Chicken and egg paradox

What comes first? The chicken or the egg?

… a good Project Manager could tell you.

Project Management, just one of the many hats I like to wear. It fits me well. I like to be organized and best of all, I like process flow. This week, I’m reminded how valuable process flow is. I’m working with a minimum of 6 different teams right now and everyone is looking at me to be the expert and to predict what needs to be done, by when, and by whom. Instead of reinventing the wheel for every project, I use my most favorite thing in the world of project management.

The SDLC really is a great framework that gets everyone on the same page and guides us from getting started to wrapping up a new website. And it’s loose enough to allow for the unique requirements that come with each project. Now, those discs might not mean much to anyone else, so I’ve modified it a little bit and this is what everyone gets to see before we get started on a new project when they ask those questions … who does what and by when.

Our Process Flow

  1. Each site will follow a process beginning with a consultation to assess the client’s needs.
  2. I will either create a conceptual design for review and approval or I’ll work with your designer to confirm that the designs are compatible. This is the best time to collect all final text that will go on the site and access to all systems and all 3rd party tools.
  3. The conceptual design will be interpreted into code and presented as a functional prototype. The client will review and approve. A list of design and functional changes may be collected at this time. The revised prototype will undergo another review.
  4. The site will undergo rapid development, which includes testing as the system is developed. Testing is performed across multiple browsers up to 2 versions back for laptops and PCs. Additional testing is provided for mobile-friendly sites.
  5. Once testing is complete, the website will have client-only access for the final review and approval.
  6. Once approved, the site is published.

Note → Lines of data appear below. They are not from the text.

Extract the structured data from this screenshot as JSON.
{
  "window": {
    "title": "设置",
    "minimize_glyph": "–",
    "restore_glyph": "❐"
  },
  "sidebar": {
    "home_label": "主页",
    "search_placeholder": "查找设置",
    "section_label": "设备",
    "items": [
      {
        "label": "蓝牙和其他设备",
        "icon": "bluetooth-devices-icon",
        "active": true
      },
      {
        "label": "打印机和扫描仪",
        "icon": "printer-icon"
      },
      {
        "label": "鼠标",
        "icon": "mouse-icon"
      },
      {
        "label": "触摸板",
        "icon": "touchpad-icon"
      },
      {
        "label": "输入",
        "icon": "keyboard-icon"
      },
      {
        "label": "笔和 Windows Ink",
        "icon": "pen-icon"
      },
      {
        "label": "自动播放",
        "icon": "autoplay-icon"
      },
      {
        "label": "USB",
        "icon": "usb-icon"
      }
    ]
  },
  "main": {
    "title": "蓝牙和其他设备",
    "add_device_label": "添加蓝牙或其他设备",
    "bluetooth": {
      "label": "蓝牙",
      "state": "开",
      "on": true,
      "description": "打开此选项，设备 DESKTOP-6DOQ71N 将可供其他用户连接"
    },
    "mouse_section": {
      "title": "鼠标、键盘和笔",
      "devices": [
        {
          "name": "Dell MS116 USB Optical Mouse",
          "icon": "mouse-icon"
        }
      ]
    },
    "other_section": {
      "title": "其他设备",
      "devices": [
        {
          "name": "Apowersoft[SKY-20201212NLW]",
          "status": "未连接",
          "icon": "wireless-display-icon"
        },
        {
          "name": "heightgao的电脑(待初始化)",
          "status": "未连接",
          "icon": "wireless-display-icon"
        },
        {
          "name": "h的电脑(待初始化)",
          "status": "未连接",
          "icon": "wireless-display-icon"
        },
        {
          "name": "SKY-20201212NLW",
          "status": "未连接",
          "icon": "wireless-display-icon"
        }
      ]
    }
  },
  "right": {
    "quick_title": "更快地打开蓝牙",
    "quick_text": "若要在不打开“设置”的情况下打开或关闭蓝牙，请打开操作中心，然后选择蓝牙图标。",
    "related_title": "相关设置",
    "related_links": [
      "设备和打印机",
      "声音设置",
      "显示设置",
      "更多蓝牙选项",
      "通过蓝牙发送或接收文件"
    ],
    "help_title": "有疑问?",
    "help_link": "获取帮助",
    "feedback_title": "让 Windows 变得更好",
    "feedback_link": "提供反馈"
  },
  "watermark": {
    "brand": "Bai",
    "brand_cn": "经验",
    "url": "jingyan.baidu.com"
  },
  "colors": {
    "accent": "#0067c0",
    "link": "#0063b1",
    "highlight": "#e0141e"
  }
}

I know, it’s a little dry and geeky, but when I stick to this approach, I save myself, my team, and my client a ton of time and money.